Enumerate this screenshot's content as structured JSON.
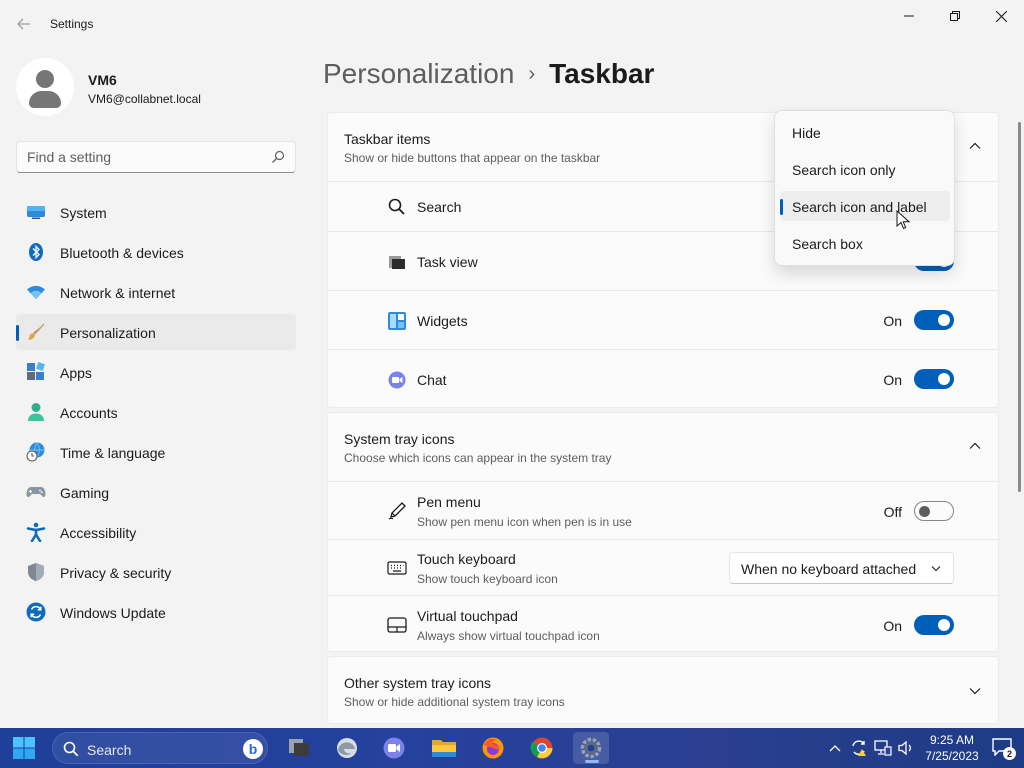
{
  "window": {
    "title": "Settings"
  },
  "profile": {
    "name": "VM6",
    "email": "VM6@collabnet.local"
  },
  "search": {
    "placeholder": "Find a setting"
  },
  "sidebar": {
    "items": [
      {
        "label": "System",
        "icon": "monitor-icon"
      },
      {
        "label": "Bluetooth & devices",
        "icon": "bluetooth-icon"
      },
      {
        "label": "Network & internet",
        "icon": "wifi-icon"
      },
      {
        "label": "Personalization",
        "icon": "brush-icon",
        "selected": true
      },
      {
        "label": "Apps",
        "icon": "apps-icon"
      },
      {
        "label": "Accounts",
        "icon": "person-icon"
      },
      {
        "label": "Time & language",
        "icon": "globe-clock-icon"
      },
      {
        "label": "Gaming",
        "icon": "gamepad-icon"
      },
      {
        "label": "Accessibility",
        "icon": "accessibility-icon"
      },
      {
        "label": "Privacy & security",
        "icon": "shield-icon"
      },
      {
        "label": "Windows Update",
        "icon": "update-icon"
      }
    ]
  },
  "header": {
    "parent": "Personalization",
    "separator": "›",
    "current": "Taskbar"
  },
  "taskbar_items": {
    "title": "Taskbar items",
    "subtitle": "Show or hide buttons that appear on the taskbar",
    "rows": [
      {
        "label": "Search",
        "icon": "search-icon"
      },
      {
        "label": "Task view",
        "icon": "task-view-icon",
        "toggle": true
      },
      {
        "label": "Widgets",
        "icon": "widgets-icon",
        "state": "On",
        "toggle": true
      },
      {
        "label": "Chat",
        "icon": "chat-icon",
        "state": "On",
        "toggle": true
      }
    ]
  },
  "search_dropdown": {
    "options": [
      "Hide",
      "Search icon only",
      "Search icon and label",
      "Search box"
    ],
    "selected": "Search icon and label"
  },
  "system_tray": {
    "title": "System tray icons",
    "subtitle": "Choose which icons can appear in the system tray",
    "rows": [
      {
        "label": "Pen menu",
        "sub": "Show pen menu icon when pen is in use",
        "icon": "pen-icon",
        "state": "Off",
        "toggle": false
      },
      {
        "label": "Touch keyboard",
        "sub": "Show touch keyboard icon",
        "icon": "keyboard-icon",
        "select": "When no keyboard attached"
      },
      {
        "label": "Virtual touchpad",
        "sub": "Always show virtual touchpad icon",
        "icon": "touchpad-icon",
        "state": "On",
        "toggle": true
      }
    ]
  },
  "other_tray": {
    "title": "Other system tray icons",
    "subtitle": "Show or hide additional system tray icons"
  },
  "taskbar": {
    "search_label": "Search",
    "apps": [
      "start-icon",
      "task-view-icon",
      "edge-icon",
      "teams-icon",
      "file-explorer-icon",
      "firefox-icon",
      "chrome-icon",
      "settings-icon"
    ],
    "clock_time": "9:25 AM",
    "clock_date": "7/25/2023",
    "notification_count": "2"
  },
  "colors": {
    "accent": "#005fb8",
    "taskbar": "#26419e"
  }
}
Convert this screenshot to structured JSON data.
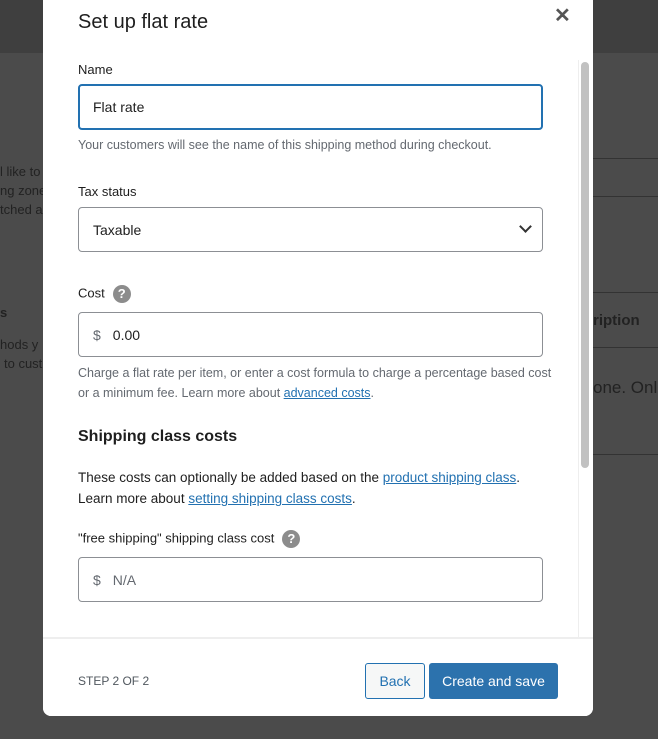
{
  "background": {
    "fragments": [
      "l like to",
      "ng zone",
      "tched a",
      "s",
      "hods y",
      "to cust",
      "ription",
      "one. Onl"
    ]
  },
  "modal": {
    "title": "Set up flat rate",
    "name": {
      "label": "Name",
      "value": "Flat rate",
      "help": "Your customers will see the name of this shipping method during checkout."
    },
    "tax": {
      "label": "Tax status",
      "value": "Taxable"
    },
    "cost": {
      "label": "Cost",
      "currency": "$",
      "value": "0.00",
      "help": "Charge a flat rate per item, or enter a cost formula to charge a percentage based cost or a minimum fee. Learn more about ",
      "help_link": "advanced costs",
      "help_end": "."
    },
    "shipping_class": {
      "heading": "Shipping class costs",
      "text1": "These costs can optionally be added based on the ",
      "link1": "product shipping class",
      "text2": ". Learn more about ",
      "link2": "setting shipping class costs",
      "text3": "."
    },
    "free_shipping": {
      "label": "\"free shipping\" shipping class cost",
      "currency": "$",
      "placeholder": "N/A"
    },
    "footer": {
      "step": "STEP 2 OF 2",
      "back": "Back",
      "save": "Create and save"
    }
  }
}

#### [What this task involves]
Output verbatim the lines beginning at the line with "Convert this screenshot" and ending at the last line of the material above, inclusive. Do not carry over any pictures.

#### [Problem solution]
Convert this screenshot to structured JSON data.
{
  "background": {
    "fragments": [
      "l like to",
      "ng zone",
      "tched a",
      "s",
      "hods y",
      "to cust",
      "ription",
      "one. Onl"
    ]
  },
  "modal": {
    "title": "Set up flat rate",
    "name": {
      "label": "Name",
      "value": "Flat rate",
      "help": "Your customers will see the name of this shipping method during checkout."
    },
    "tax": {
      "label": "Tax status",
      "value": "Taxable"
    },
    "cost": {
      "label": "Cost",
      "currency": "$",
      "value": "0.00",
      "help": "Charge a flat rate per item, or enter a cost formula to charge a percentage based cost or a minimum fee. Learn more about ",
      "help_link": "advanced costs",
      "help_end": "."
    },
    "shipping_class": {
      "heading": "Shipping class costs",
      "text1": "These costs can optionally be added based on the ",
      "link1": "product shipping class",
      "text2": ". Learn more about ",
      "link2": "setting shipping class costs",
      "text3": "."
    },
    "free_shipping": {
      "label": "\"free shipping\" shipping class cost",
      "currency": "$",
      "placeholder": "N/A"
    },
    "footer": {
      "step": "STEP 2 OF 2",
      "back": "Back",
      "save": "Create and save"
    }
  }
}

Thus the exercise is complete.